Lotic bacterial communities can be examined at multiple levels: from the assemblage level to populations of individual species. In stream environments, as in many other systems, the percentage of bacteria that are culturable is quite low. In this study, the culturability of the overall bacterial assemblage, as well as the culturability of three common species (Acinetobacter calcoaceticus,Burkholderia cepacia, and Pseudomonas putida), was determined in samples collected from four streams on three dates. Colony hybridization (colonies were grown on modified nutrient agar) and fluorescent in situ hybridization were used to calculate the percentage of cells of a given species that were culturable. Approximately half of the overall assemblage was estimated to be viable but nonculturable cells (VBNC). The culturability of two of the species was low (0.29% for A. calcoaceticus and 0.46% for P. putida), whereas the value for B. cepacia (2.48%) exceeded the overall assemblage level culturability (0.90%). Overall, both bacterial assemblages and populations were dominated by VBNC. These results show quantitatively that not all members of a species that has culturable representatives are culturable when retrieved from natural populations, likely because of interspecific phenotypic and genotypic variability. Thus, the large pool of nonculturable cells includes representatives of species that are, under some circumstances, culturable.

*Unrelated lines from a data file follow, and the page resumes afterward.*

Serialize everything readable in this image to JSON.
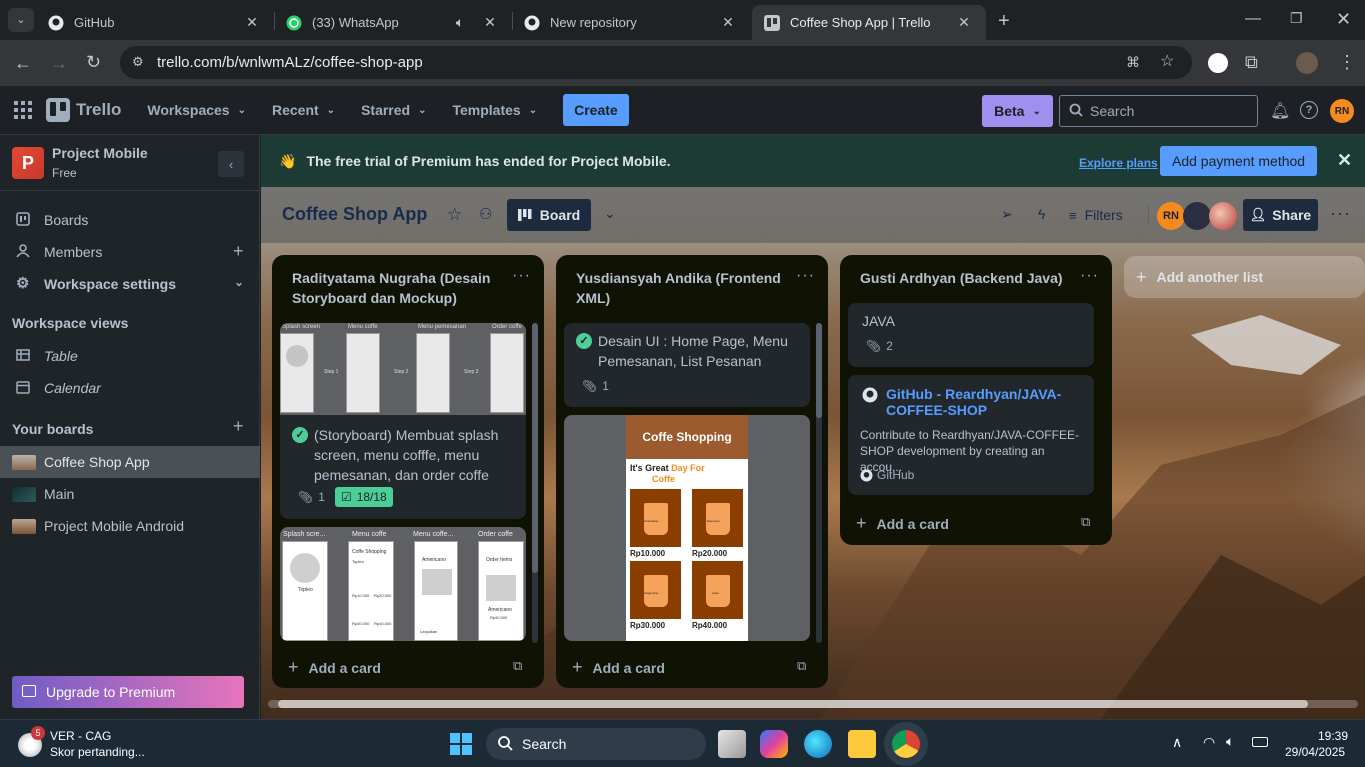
{
  "browser": {
    "tabs": [
      {
        "title": "GitHub",
        "icon": "github-icon"
      },
      {
        "title": "(33) WhatsApp",
        "icon": "whatsapp-icon"
      },
      {
        "title": "New repository",
        "icon": "github-icon"
      },
      {
        "title": "Coffee Shop App | Trello",
        "icon": "trello-icon",
        "active": true
      }
    ],
    "url": "trello.com/b/wnlwmALz/coffee-shop-app"
  },
  "header": {
    "logo_text": "Trello",
    "nav": [
      "Workspaces",
      "Recent",
      "Starred",
      "Templates"
    ],
    "create_label": "Create",
    "beta_label": "Beta",
    "search_placeholder": "Search",
    "avatar_initials": "RN"
  },
  "sidebar": {
    "workspace_initial": "P",
    "workspace_name": "Project Mobile",
    "workspace_plan": "Free",
    "items": [
      "Boards",
      "Members",
      "Workspace settings"
    ],
    "views_heading": "Workspace views",
    "views": [
      "Table",
      "Calendar"
    ],
    "boards_heading": "Your boards",
    "boards": [
      "Coffee Shop App",
      "Main",
      "Project Mobile Android"
    ],
    "upgrade_label": "Upgrade to Premium"
  },
  "banner": {
    "emoji": "👋",
    "text": "The free trial of Premium has ended for Project Mobile.",
    "explore_label": "Explore plans",
    "payment_label": "Add payment method"
  },
  "board": {
    "title": "Coffee Shop App",
    "view_label": "Board",
    "filters_label": "Filters",
    "share_label": "Share",
    "member_initials": "RN"
  },
  "lists": [
    {
      "title": "Radityatama Nugraha (Desain Storyboard dan Mockup)",
      "cards": [
        {
          "text": "(Storyboard) Membuat splash screen, menu cofffe, menu pemesanan, dan order coffe",
          "attachments": "1",
          "checklist": "18/18",
          "cover_labels": [
            "Splash screen",
            "Menu coffe",
            "Menu pemesanan",
            "Order coffe",
            "Step 1",
            "Step 2",
            "Step 3"
          ]
        },
        {
          "cover_labels": [
            "Splash scre...",
            "Menu coffe",
            "Menu coffe...",
            "Order coffe",
            "Topleo",
            "Coffe Shopping",
            "Americano",
            "Order Items",
            "Americano",
            "Rp40.000",
            "Topleo",
            "Rp10.000",
            "Rp20.000",
            "Rp30.000",
            "Rp40.000",
            "Lanjutkan"
          ]
        }
      ],
      "add_label": "Add a card"
    },
    {
      "title": "Yusdiansyah Andika (Frontend XML)",
      "cards": [
        {
          "text": "Desain UI : Home Page, Menu Pemesanan, List Pesanan",
          "attachments": "1"
        },
        {
          "mock_title": "Coffe Shopping",
          "mock_tagline_1": "It's Great",
          "mock_tagline_2": "Day For",
          "mock_tagline_3": "Coffe",
          "mock_cups": [
            "Americano",
            "Espresso",
            "Cappucino",
            "Latte"
          ],
          "mock_prices": [
            "Rp10.000",
            "Rp20.000",
            "Rp30.000",
            "Rp40.000"
          ]
        }
      ],
      "add_label": "Add a card"
    },
    {
      "title": "Gusti Ardhyan (Backend Java)",
      "cards": [
        {
          "text": "JAVA",
          "attachments": "2"
        },
        {
          "link_title": "GitHub - Reardhyan/JAVA-COFFEE-SHOP",
          "description": "Contribute to Reardhyan/JAVA-COFFEE-SHOP development by creating an accou...",
          "source": "GitHub"
        }
      ],
      "add_label": "Add a card"
    }
  ],
  "add_list_label": "Add another list",
  "taskbar": {
    "notif_count": "5",
    "widget_title": "VER - CAG",
    "widget_sub": "Skor pertanding...",
    "search_label": "Search",
    "time": "19:39",
    "date": "29/04/2025"
  },
  "colors": {
    "accent": "#579dff",
    "beta": "#9f8fef",
    "banner": "#1c3b34",
    "success": "#4bce97",
    "workspace_tile": "#e34935"
  }
}
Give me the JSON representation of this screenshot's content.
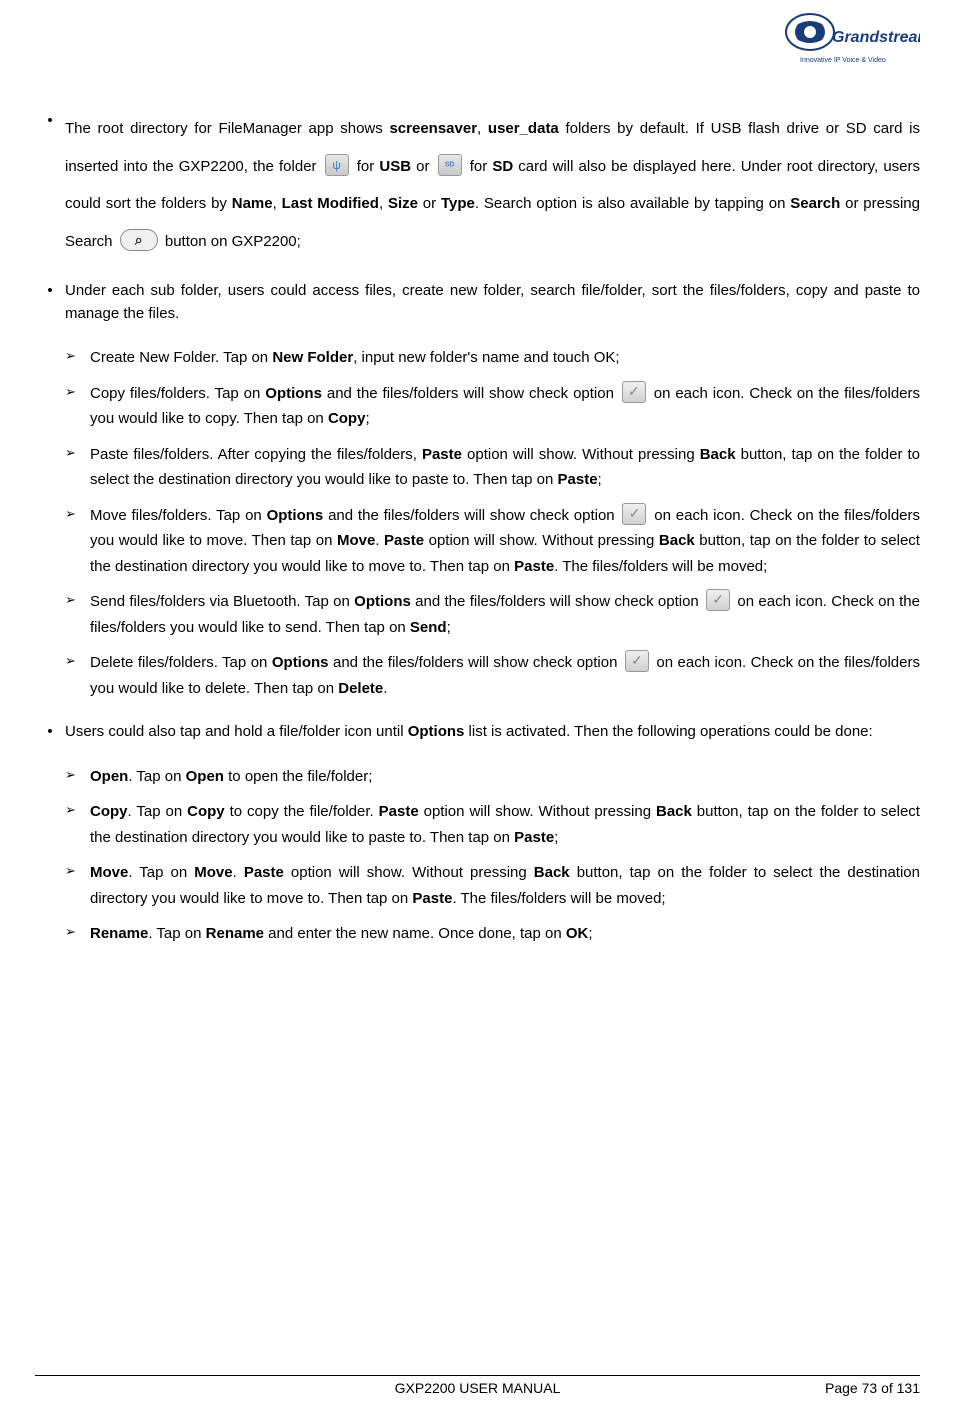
{
  "logo": {
    "brand": "Grandstream",
    "tagline": "Innovative IP Voice & Video"
  },
  "bullets": [
    {
      "parts": [
        {
          "t": "The root directory for FileManager app shows "
        },
        {
          "t": "screensaver",
          "bold": true
        },
        {
          "t": ", "
        },
        {
          "t": "user_data",
          "bold": true
        },
        {
          "t": " folders by default. If USB flash drive or SD card is inserted into the GXP2200, the folder "
        },
        {
          "icon": "usb"
        },
        {
          "t": " for "
        },
        {
          "t": "USB",
          "bold": true
        },
        {
          "t": " or "
        },
        {
          "icon": "sd"
        },
        {
          "t": " for "
        },
        {
          "t": "SD",
          "bold": true
        },
        {
          "t": " card will also be displayed here. Under root directory, users could sort the folders by "
        },
        {
          "t": "Name",
          "bold": true
        },
        {
          "t": ", "
        },
        {
          "t": "Last Modified",
          "bold": true
        },
        {
          "t": ", "
        },
        {
          "t": "Size",
          "bold": true
        },
        {
          "t": " or "
        },
        {
          "t": "Type",
          "bold": true
        },
        {
          "t": ". Search option is also available by tapping on "
        },
        {
          "t": "Search",
          "bold": true
        },
        {
          "t": " or pressing Search "
        },
        {
          "icon": "search"
        },
        {
          "t": " button on GXP2200;"
        }
      ],
      "spacing": "large"
    },
    {
      "parts": [
        {
          "t": "Under each sub folder, users could access files, create new folder, search file/folder, sort the files/folders, copy and paste to manage the files."
        }
      ],
      "sublist": [
        {
          "parts": [
            {
              "t": "Create New Folder. Tap on "
            },
            {
              "t": "New Folder",
              "bold": true
            },
            {
              "t": ", input new folder's name and touch OK;"
            }
          ]
        },
        {
          "parts": [
            {
              "t": "Copy files/folders. Tap on "
            },
            {
              "t": "Options",
              "bold": true
            },
            {
              "t": " and the files/folders will show check option "
            },
            {
              "icon": "check"
            },
            {
              "t": " on each icon. Check on the files/folders you would like to copy. Then tap on "
            },
            {
              "t": "Copy",
              "bold": true
            },
            {
              "t": ";"
            }
          ]
        },
        {
          "parts": [
            {
              "t": "Paste files/folders. After copying the files/folders, "
            },
            {
              "t": "Paste",
              "bold": true
            },
            {
              "t": " option will show. Without pressing "
            },
            {
              "t": "Back",
              "bold": true
            },
            {
              "t": " button, tap on the folder to select the destination directory you would like to paste to. Then tap on "
            },
            {
              "t": "Paste",
              "bold": true
            },
            {
              "t": ";"
            }
          ]
        },
        {
          "parts": [
            {
              "t": "Move files/folders. Tap on "
            },
            {
              "t": "Options",
              "bold": true
            },
            {
              "t": " and the files/folders will show check option "
            },
            {
              "icon": "check"
            },
            {
              "t": " on each icon. Check on the files/folders you would like to move. Then tap on "
            },
            {
              "t": "Move",
              "bold": true
            },
            {
              "t": ". "
            },
            {
              "t": "Paste",
              "bold": true
            },
            {
              "t": " option will show. Without pressing "
            },
            {
              "t": "Back",
              "bold": true
            },
            {
              "t": " button, tap on the folder to select the destination directory you would like to move to. Then tap on "
            },
            {
              "t": "Paste",
              "bold": true
            },
            {
              "t": ". The files/folders will be moved;"
            }
          ]
        },
        {
          "parts": [
            {
              "t": "Send files/folders via Bluetooth. Tap on "
            },
            {
              "t": "Options",
              "bold": true
            },
            {
              "t": " and the files/folders will show check option "
            },
            {
              "icon": "check"
            },
            {
              "t": " on each icon. Check on the files/folders you would like to send. Then tap on "
            },
            {
              "t": "Send",
              "bold": true
            },
            {
              "t": ";"
            }
          ]
        },
        {
          "parts": [
            {
              "t": "Delete files/folders. Tap on "
            },
            {
              "t": "Options",
              "bold": true
            },
            {
              "t": " and the files/folders will show check option "
            },
            {
              "icon": "check"
            },
            {
              "t": " on each icon. Check on the files/folders you would like to delete. Then tap on "
            },
            {
              "t": "Delete",
              "bold": true
            },
            {
              "t": "."
            }
          ]
        }
      ]
    },
    {
      "parts": [
        {
          "t": "Users could also tap and hold a file/folder icon until "
        },
        {
          "t": "Options",
          "bold": true
        },
        {
          "t": " list is activated. Then the following operations could be done:"
        }
      ],
      "sublist": [
        {
          "parts": [
            {
              "t": "Open",
              "bold": true
            },
            {
              "t": ". Tap on "
            },
            {
              "t": "Open",
              "bold": true
            },
            {
              "t": " to open the file/folder;"
            }
          ]
        },
        {
          "parts": [
            {
              "t": "Copy",
              "bold": true
            },
            {
              "t": ". Tap on "
            },
            {
              "t": "Copy",
              "bold": true
            },
            {
              "t": " to copy the file/folder. "
            },
            {
              "t": "Paste",
              "bold": true
            },
            {
              "t": " option will show. Without pressing "
            },
            {
              "t": "Back",
              "bold": true
            },
            {
              "t": " button, tap on the folder to select the destination directory you would like to paste to. Then tap on "
            },
            {
              "t": "Paste",
              "bold": true
            },
            {
              "t": ";"
            }
          ]
        },
        {
          "parts": [
            {
              "t": "Move",
              "bold": true
            },
            {
              "t": ". Tap on "
            },
            {
              "t": "Move",
              "bold": true
            },
            {
              "t": ". "
            },
            {
              "t": "Paste",
              "bold": true
            },
            {
              "t": " option will show. Without pressing "
            },
            {
              "t": "Back",
              "bold": true
            },
            {
              "t": " button, tap on the folder to select the destination directory you would like to move to. Then tap on "
            },
            {
              "t": "Paste",
              "bold": true
            },
            {
              "t": ". The files/folders will be moved;"
            }
          ]
        },
        {
          "parts": [
            {
              "t": "Rename",
              "bold": true
            },
            {
              "t": ". Tap on "
            },
            {
              "t": "Rename",
              "bold": true
            },
            {
              "t": " and enter the new name. Once done, tap on "
            },
            {
              "t": "OK",
              "bold": true
            },
            {
              "t": ";"
            }
          ]
        }
      ]
    }
  ],
  "footer": {
    "center": "GXP2200 USER MANUAL",
    "right": "Page 73 of 131"
  }
}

Lemke, Michael J.; Leff, Laura Gunn (2006). Culturability of Stream Bacteria Assessed at the Assemblage and Population Levels. Microbial Ecology 51(3) 365-374. doi: 10.1007/s00248-006-9026-z. Retrieved from https://oaks.kent.edu/bscipubs/79